Humor and Death: A Qualitative Study of the New Yorker Cartoons (1986-2006)
NCBI ROFL blog (June 07, 2010)
I read the New Yorker magazine every week and have been reading it for years. In fact, I was reading the most recent issue just today. One of the magazine’s best features is its cartoons. Most of the cartoons alternate between extremely funny and utterly incomprehensible. The impossible to decipher ones are often the best part of each magazine because a reader has to think, a lot sometimes, about what the hell is going on in said cartoon.
Some of the funniest New Yorker cartoons involve death, dying, dead bodies, and, of course, funeral directors. I actually keep a file of death related New Yorker cartoons but I haven’t updated it in a while.
And I always thought to myself that it would be quite the project to analyze all the death and dying cartoons in the New Yorker.Well, I no longer need to analyze the New Yorker cartoons because two authors (Matzo M. and Miller D.) working on a joint paper in Palliative Support Care (2009 Dec;7(4):487-93) have published their own exhaustive study. The title of their paper, Humor and death: a qualitative study of The New Yorker cartoons (1986-2006), sums it up.
It’s important to point out that the Death Reference Desk came across this study via the NCBI ROFL blog (acronym watch: National Center for Biotechnology Information and urban slang watch: Rolling on the Floor Laughing), run by two Ph.D. students in Molecular and Cell Biology at the University of California Berkeley.
But what I’m really shocked by is this turn of events. These two enterprising Bio-Engineers (cue They Might Be Giants please) got hold of this article before the Annals of Improbable Research (AIR) run by Marc Abrahams. Indeed, I’d go so far as to say that NCBI ROFL even SCOOPED the Annals of Improbable Research on a killer story.

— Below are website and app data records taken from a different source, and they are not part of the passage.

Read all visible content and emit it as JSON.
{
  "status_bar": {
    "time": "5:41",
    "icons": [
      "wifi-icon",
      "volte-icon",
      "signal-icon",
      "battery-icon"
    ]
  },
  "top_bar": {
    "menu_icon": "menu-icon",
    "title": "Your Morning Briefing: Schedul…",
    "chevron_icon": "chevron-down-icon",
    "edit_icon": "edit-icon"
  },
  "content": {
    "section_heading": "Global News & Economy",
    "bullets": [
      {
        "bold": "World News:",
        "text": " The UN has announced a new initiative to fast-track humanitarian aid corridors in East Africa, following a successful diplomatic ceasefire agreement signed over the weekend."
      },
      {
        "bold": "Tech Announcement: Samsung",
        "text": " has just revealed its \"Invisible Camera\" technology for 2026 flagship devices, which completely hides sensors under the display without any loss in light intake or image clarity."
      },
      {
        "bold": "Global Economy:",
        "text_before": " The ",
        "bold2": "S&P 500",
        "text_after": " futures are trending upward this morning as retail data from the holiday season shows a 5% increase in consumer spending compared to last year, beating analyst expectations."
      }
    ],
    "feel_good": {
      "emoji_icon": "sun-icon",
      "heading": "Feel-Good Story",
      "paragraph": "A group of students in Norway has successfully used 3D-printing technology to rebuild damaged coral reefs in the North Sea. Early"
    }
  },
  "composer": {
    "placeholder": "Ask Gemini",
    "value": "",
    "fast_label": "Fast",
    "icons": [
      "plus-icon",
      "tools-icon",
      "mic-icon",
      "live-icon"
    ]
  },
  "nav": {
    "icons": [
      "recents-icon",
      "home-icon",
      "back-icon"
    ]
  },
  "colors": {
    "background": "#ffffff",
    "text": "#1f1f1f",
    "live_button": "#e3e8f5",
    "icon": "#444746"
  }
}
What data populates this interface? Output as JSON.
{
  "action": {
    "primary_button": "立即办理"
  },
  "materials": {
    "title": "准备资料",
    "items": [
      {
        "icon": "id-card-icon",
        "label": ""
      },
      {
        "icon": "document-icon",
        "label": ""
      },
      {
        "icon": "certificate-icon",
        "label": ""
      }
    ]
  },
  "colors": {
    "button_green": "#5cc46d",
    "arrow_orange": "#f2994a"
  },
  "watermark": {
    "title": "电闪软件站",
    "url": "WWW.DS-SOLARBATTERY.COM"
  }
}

So, let the Death Reference Desk be the first blog to nominate the authors of NCBI ROFL for a 2010 Ignobel Prize in Science Journalism.
Eustace Tilley would be proud.